Corel Happy To Step Into Microsoft's Shoes

When you think Corel, you think of its famous visual software -- CorelDraw, Corel PHOTO-PAINT and Corel's HoTMetaL PRO -- but after Wednesday, the company might just be as well-known in the office suite application arena with the launch of a new licensing program tailored-made to strike at the heart of Microsoft Corp. and its wildly-unpopular Software Assurance program.

Wednesday is the last day for users to buy software from the Redmond, Wash., giant and not fall under the new licensing scheme, which charges an annual fee for upgrades in the software application bought.

Companies around the U.S. have expressed their displeasure over the new licensing strategy, which Microsoft executives hope will bring in consistent revenue to the company coffers.

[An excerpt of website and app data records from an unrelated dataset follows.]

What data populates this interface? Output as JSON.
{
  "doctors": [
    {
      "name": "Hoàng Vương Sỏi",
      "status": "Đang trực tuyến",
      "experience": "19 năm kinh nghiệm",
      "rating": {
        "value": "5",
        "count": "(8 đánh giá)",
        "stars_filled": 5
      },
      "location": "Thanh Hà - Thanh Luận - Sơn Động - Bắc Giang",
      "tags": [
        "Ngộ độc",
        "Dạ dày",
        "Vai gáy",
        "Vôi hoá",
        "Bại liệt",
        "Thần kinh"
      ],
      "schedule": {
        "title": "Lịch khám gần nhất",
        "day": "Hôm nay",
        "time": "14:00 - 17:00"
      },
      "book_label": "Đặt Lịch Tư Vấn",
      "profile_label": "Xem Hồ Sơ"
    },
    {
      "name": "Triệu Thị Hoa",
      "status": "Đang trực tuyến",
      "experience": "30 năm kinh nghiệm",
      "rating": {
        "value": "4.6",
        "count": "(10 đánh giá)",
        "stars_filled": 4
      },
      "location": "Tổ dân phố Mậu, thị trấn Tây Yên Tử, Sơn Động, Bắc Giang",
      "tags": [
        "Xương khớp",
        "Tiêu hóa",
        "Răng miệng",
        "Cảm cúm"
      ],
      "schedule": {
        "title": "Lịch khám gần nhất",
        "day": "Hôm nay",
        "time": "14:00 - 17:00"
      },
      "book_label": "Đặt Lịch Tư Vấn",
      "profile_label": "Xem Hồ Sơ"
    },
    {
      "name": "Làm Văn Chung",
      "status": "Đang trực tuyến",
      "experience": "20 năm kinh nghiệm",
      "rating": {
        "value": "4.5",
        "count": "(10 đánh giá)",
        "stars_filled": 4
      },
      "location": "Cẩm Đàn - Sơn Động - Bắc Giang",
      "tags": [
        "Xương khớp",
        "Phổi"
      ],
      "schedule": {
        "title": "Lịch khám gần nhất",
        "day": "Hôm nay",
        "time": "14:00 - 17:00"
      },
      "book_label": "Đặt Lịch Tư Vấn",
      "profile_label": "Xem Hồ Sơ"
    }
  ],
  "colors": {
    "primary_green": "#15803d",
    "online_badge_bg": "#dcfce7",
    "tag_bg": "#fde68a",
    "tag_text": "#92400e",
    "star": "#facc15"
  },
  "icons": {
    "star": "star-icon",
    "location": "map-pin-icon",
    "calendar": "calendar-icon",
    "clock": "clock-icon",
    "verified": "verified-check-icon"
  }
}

According to an internetnews.com survey, 63 percent of those who responded said they were already evaluating a non-Microsoft alternative.

Corel Corp. hopes businesses owners and technology officers will look at its WordPerfect suite of applications, which provides Microsoft Office-comparable and -compatible applications.

The new licensing agreement doesn't have volume commitments and, more importantly, doesn't require an annual fee to upgrade. The Corel Transactional License option starts Thursday, the same day Microsoft's Software Assurance program launches.

The new licensing deal applies across the Corel product line, but is pitched with an eye toward Microsoft and its customers, said Gary Klembara, Corel executive vice president of sales.

"The purpose of this promotion is to reach out to Microsoft customers who are dissatisfied with Microsoft's enterprise agreement and offer them an alternative with terms we are confident they will appreciate," he said.

Like Microsoft Office, it has the business essentials: word processor, spreadsheet program, presentation program that uses Macromedia Flash for Web-based presentations, address book and e-mail client. Though it doesn't sport a database program, it features a .pdf creator and opens up Microsoft documents.

A price comparison weighs heavily in Corel's corner, too. At AtomicPark.com, Corel WordPerfect Office 2002 Standard edition runs $280 for the full version, a $92 difference from Microsoft's Office XP 2002 Standard edition.

The trick now for Corel executives is taking a bite out of Microsoft Office's 90 percent marketshare. Until the past year, Microsoft was relatively alone in the business suite application department.

Increasing displeasure over the high cost of software and the high number of software bugs has prompted other companies to step up development of a competitive product, companies like Lindows.com (a Windows-Linux hybrid) and the free OpenOffice.org (a free derivative of Sun Microsystem's once-free StarOffice).